We recommend that the language of the regulations may be amended to “three years history which only includes details of all complaint(s) made by him, with date(s) and time(s) . . .”, thereby giving a limiting qualification to the broad scope of the term.

The responsibility of the APs to ensure that the devices support the requisite permissions [Regulation 34]

Regulation 34 mandates that the APs are to ensure that the devices “registered in the network” shall support the requisite permissions of the Apps under this regulations.

In terms of jurisdiction, regulation of the functioning of electronic devices (which can be phones, tablets or smart watches) is outside the scope of the proposed regulations, and probably out of TRAI's regulatory competence.

Even if TRAI can impose the regulation on end devices, this regulation puts the burden on the APs to ensure that devices support the pertinent app permissions. Considering that TRAI itself has been weighing legal recourse against device manufacturers on similar grounds, it is unclear why TRAI assumes that APs have any legal or technical method to ensure control of a device which has neither been manufactured by them nor is it under their physical or remote control.

In modern smartphones, the end-user has full control over most app installations and permissions. This practice is consistent with a consumer's autonomy over the device and its functioning. Considering the fact that TRAI has not implemented basic security features in the 'Do Not Disturb' app, TRAI is putting at risk the privacy of millions of device owners by legally mandating permissions for an app with the second proviso. The proviso further gives TRAI the power to order APs to derecognize devices from their network. This regulation is draconic and inimical to the rights of consumers, who are at risk of losing network access and connectivity because of their device choice, which is a completely different business and market.

Reporting unsolicited messages or calls is a consumer right, and the regulations are in furtherance of the same goals. TRAI should enable consumer rights by giving subscribers the option to report spam and has no reason to force users to report spam possibly through legal overreach and privacy invasion. Accordingly, we recommend the removal of Regulation 34.

Additional Suggestions

Consumer and subscriber

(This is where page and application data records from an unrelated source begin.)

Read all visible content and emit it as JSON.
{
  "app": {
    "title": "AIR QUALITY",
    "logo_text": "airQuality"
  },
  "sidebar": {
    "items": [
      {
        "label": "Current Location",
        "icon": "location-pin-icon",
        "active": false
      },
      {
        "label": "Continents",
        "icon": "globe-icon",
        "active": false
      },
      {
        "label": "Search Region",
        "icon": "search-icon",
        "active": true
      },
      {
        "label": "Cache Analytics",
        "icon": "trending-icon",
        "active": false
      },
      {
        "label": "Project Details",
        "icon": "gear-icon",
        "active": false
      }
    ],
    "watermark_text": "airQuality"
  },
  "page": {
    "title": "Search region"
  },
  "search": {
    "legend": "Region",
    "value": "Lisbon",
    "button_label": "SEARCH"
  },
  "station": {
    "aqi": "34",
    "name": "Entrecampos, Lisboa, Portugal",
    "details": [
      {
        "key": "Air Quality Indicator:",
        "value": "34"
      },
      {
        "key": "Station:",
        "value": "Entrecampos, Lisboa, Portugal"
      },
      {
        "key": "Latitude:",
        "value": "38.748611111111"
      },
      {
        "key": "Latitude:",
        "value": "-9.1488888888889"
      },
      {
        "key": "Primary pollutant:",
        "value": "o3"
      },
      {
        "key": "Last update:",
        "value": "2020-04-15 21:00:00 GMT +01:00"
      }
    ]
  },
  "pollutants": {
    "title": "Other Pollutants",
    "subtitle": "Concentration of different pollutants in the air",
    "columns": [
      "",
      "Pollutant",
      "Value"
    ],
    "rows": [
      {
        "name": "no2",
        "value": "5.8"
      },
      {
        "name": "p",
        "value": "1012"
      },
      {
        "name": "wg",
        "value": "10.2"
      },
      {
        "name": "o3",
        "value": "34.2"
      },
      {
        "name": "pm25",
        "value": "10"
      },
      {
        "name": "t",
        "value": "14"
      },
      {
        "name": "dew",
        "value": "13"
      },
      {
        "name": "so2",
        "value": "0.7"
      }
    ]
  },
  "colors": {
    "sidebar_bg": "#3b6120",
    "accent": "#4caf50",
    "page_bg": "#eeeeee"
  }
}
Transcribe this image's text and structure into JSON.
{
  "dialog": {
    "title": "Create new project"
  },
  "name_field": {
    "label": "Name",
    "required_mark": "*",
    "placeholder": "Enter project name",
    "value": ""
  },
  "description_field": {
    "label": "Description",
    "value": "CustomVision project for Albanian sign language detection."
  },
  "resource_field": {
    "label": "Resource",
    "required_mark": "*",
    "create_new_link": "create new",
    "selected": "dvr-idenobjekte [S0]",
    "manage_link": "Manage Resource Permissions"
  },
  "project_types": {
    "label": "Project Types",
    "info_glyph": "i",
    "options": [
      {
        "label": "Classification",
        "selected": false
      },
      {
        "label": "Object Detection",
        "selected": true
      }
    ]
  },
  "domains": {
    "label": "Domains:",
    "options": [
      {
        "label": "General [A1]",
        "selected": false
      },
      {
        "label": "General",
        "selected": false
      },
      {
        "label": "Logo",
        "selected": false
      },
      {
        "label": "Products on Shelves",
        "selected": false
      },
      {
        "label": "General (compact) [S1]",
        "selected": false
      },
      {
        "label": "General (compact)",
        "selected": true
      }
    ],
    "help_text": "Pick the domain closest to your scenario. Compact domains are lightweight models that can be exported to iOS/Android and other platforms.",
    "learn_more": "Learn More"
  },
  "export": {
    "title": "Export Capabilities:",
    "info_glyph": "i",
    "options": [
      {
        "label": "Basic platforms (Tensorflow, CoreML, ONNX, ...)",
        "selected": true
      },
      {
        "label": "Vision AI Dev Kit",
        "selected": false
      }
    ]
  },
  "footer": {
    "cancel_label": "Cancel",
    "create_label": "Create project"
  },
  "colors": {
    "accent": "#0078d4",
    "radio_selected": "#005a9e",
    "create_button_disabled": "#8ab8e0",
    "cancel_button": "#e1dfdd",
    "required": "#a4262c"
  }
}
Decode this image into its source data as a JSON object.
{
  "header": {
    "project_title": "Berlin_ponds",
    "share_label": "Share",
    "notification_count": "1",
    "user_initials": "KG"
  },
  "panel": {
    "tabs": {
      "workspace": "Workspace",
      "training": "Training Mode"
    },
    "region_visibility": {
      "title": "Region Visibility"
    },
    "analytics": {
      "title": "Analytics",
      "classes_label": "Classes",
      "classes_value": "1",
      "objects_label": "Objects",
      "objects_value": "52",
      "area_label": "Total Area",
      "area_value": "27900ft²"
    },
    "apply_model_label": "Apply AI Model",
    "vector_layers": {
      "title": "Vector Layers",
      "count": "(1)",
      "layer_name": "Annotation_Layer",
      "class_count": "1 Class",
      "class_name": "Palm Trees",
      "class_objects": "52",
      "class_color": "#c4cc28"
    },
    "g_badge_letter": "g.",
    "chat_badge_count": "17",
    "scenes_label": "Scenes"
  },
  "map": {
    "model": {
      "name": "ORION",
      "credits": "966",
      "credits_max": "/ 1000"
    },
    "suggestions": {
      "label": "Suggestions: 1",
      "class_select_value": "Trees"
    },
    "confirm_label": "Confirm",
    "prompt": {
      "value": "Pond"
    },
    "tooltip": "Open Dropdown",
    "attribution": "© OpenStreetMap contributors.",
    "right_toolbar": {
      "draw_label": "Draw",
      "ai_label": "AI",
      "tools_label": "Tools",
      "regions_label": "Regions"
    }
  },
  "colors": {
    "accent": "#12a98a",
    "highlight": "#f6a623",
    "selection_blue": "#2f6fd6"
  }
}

The usage of the terms ‘customer’ and ‘subscriber’ in Regulation 3(1) implies that the terms have two different meanings. This interpretation, however, clashes with the actual definition given in Regulation 2(u) and 2(bk), whereby a customer is a subscriber. This is an inconsistent interpretation.

Either the definition of a ‘customer’ must be clarified or differentiated from that of a ‘subscriber’ in regulation 2, or regulation 3 must be amended to indicate what its actual object of regulation is - the customer or the subscriber.

Drafting misnumbering

There are a few instances of misnumbering of regulations and reference regulations which are non-existent.

Regulations 25(5)(b) and (c) make a reference to regulation 25(3)(a), which does not exist in the given draft. A bare reading of regulation 25, however, indicate that the intention was to refer to regulation 25(5)(a), and as such, this misnumbering should be rectified.

Regulation 34 makes a reference to regulation 7(2), which again, does not exist. In such case, either regulation 34 or regulation 7(2) must be amended to keep a consistent interpretation.

Ambiguous terms

‘Allocation and assignment principles and policies’ - Provision 4(1)(a) of Schedule I of the regulations indicate that header assignment should be done on the basis of ‘allocation and assignment principles and policies’, without any clarification to the meaning of this term. We recommend an amendment to this provision accordingly.

The views and opinions expressed on this page are those of their individual authors. Unless the opposite is explicitly stated, or unless the opposite may be reasonably inferred, CIS does not subscribe to these views and opinions which belong to their individual authors. CIS does not accept any responsibility, legal or otherwise, for the views and opinions of these individual authors. For an official statement from CIS on a particular issue, please contact us directly.